The central bank has the monopoly power to control the stock of money in circulation.
But just as a monopolist cannot control both price and quantity at the same time, the central bank cannot control the money stock and the interest rate at the same time.
This point is illustrated in Fig. 20.2. Suppose the central bank, for some reason, wants to fix the interest rate at a level i* and the money stock at M*.
The curve Md is the demand curve for money. Although the central bank can alter the supply of money (just as a monopolist can alter the quantity of his product it offers for sale) it cannot alter the demand for money (just as a monopolist has hardly any influence over consumer demand).
The central bank can set only the combinations of the interest rates and the money supply along the demand curve for money — the Md curve (just like a monopolist who chooses the best possible combination of price and quantity on the elastic part of his demand curve). At the target rate of interest i0, it can have money supply M0/P̅.
At the target money supply MVP it can have interest rate i0. But it cannot fix both the targets and have the best of both the worlds — in this case M*/P̅ and i*. The reason is easy to find out. When the central bank decides to fix the interest rate target it loses control over the money supply. If the demand curve for money shifts, the central bank will have to adopt an accommodating monetary policy.

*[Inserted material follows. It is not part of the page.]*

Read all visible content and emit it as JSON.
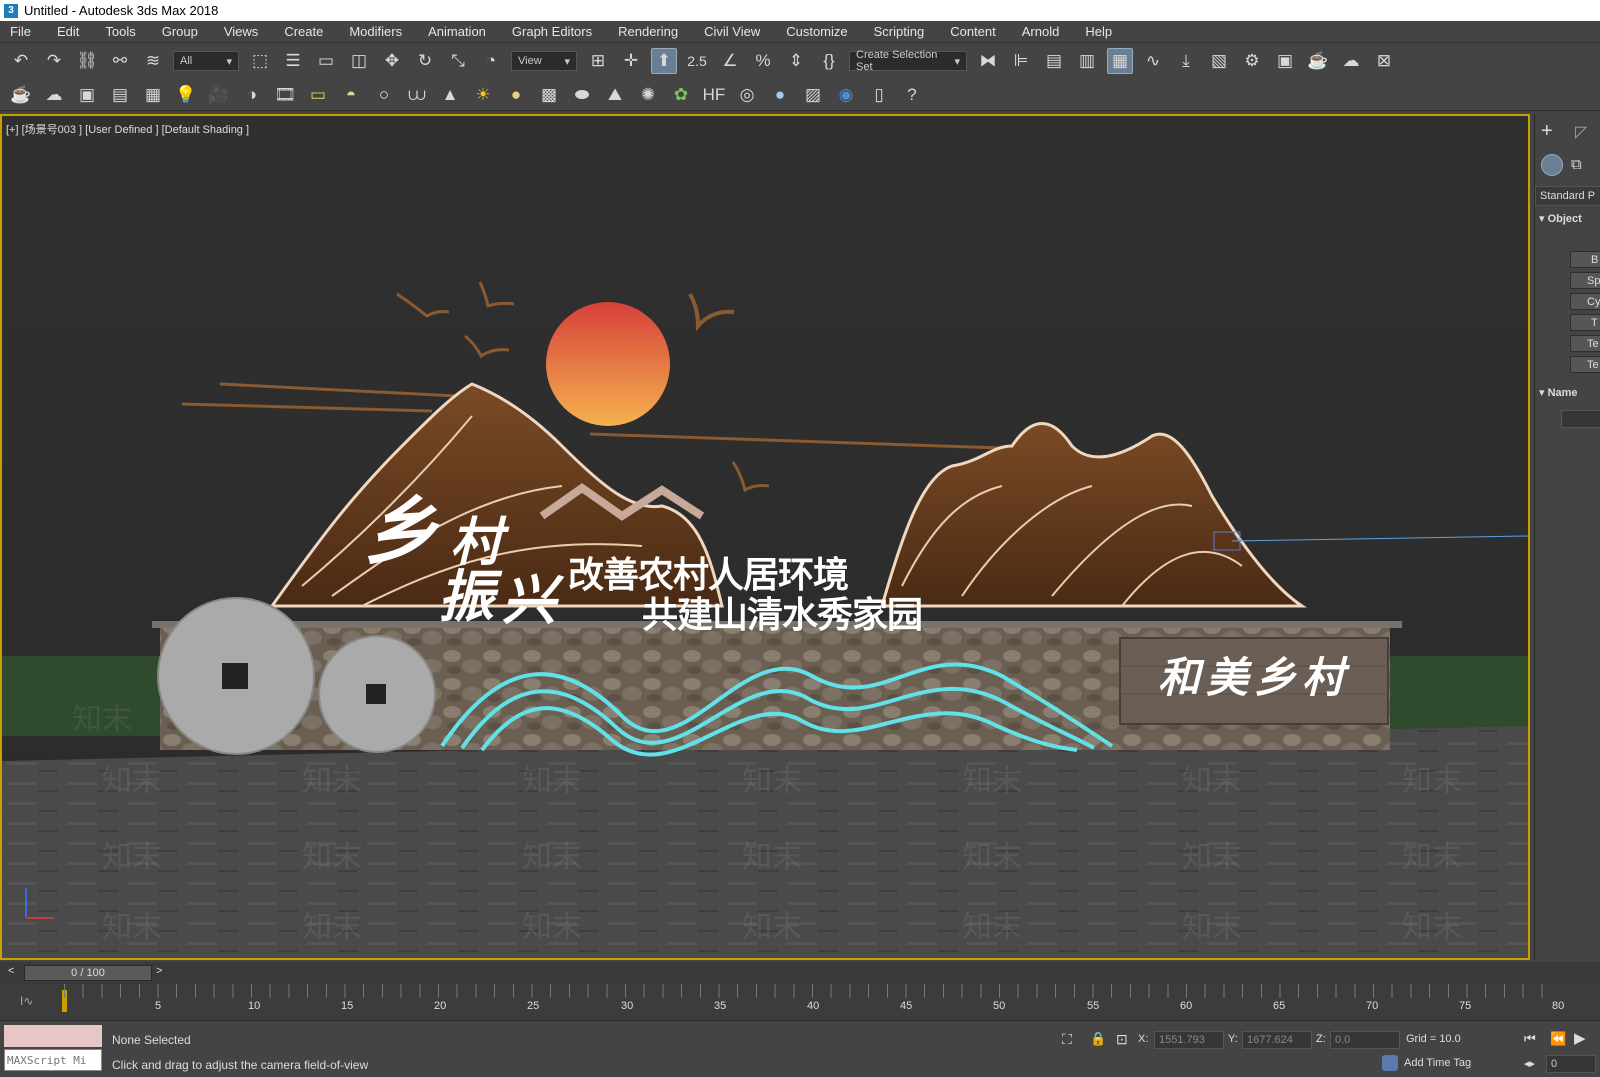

This means that if the central bank follows the policy of fixing (pegging) the interest rate it has to supply whatever amount of money is demanded by the people at that fixed interest rate. In the very short run the central bank cannot control the money stock, but it can alter the interest rate through open market operations — by buying and selling government securities.
If it wants to raise the price of government securities (by lowering the interest rate) it can buy the securities at that price. If it wants to reduce the price of government securities (by raising the interest rate), it can dispose of an adequate amount of securities from its existing stock. Thus the central bank can determine the market interest rate fairly accurately on a daily basis.
However, over a slightly longer period the central bank can determine the money supply quite accurately. As it collects information on the behaviour of the money stock and the money multiplier from time to time, the central bank can make necessary changes in its monetary base.
For example, if the central bank were targeting a money supply growth of 5% over a given period, it might start the base growing at 5%. If it is found at the middle of the period that the value of the money multiplier has been falling, and the money stock, therefore, growing at less than 5%, the central bank will have to make compensatory adjustments by increasing the rate of growth of the money supply.
In short, since the central bank has to have both interest rate and money supply targets, it cannot reach both the targets simultaneously.
Effects of Policy Alternatives:
Fig. 20.3 shows that if money supply targets are fixed, i.e., if the nominal money supply is fixed at M̅, the rate of interest moves up or down if the demand for money is unstable, (i.e., if the money demand curve shifts up or down).
Fig. 20.4 shows that when the central bank fixes the real nominal interest rate at j volatility occurs in the money supply if the demand curve for money shifts either to the right or to the left, as is indicated by two arrows.